Remembering the heat: Lincoln marks 86 years since record high of 115 degrees
LINCOLN, Neb. (KLKN) – Eighty-six years ago on Monday, Lincoln had its highest temperature ever, at 115 degrees.
So far this year, Lincoln has only risen above 100 degrees twice. The first time was on June 13, when Lincoln got to 103 degrees, and the second time was Saturday, when the high was 102.
In comparison, in 1936, there were 41 days that year that eclipsed 100 degrees, without widespread technology to relieve the heat.
“There was some air conditioning; it had been invented,” said David Bristow, editor of publications at History Nebraska. “Really you’d only find it probably in movie theaters, would be about the only place you would have it in town. They were great big units, and so it wasn’t yet practical to have it in your home. If you could go to the movies, that might be a good way to stay cool.”
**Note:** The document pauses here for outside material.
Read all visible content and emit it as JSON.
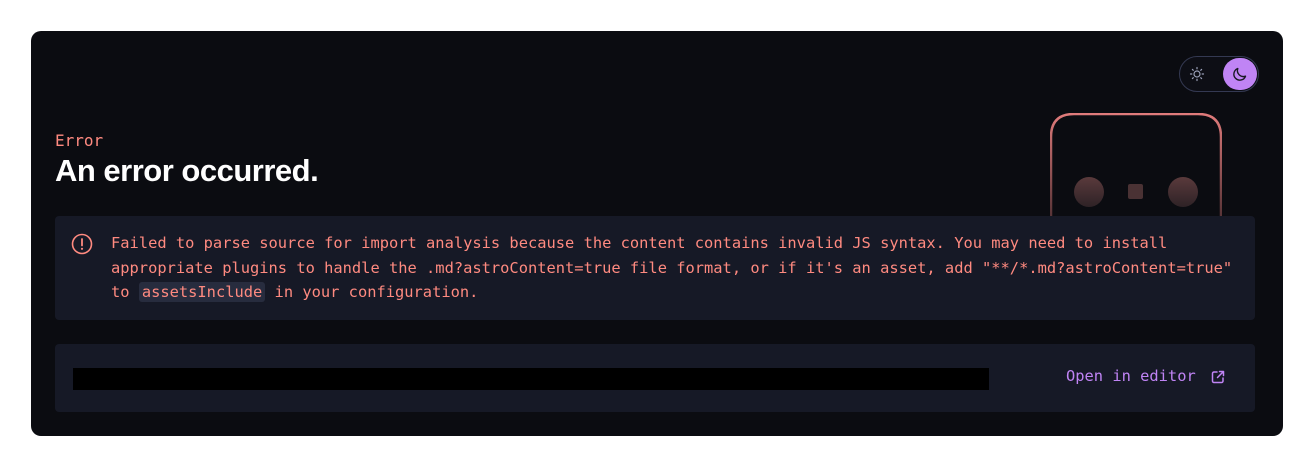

And because it’s summer in Nebraska, heat has been in the forecast for most of the past two months, and August does not appear to be any different.
But it could be worse, experts say.
“We’ve had two days this summer that have reached 100 degrees — two,” said Ken Dewey, professor emeritus of climatology at the University of Nebraska-Lincoln. “Two. But in 1936, there were 41 days of above 100-degree temperatures. Without air conditioning. I cannot imagine what it was like.”
Back then, if the house wasn’t cool enough, historians say people would take mattresses to their front porch, or walk to public places with a blanket, with the hope of a breeze.
“Other people, if they didn’t have a good place, would come to the Capitol,” Bristow said. “That was apparently well known as public ground where you could sleep. People who lived here at that time remember that people would start showing up as early as 4 or 4:30 in the afternoon, apparently to get a good spot.”
The temperatures from that stretch were due to a massive heatwave that set up over the center of the U.S., Dewey said. The night after the record hot day, the highest low temperature was also recorded, at 91 degrees.
In our lifetimes, Dewey said these conditions will probably not ever happen again.
“It’s going to be hot, but not record hot,” he said. “Record high temperatures in the month of July, this 115-degree high for today, well there’s a couple days where the high is 112, another day its 111, 110…so the records are way up into the 100s, and we’ve barely cracked the 100-degree mark.”
On Monday, exactly 86 years after the record hot day, we reached a daytime high in the lower 70s, with access to air conditioning for our cars, homes, and workplaces.
Today, the lawn of the Capitol is quiet and damp.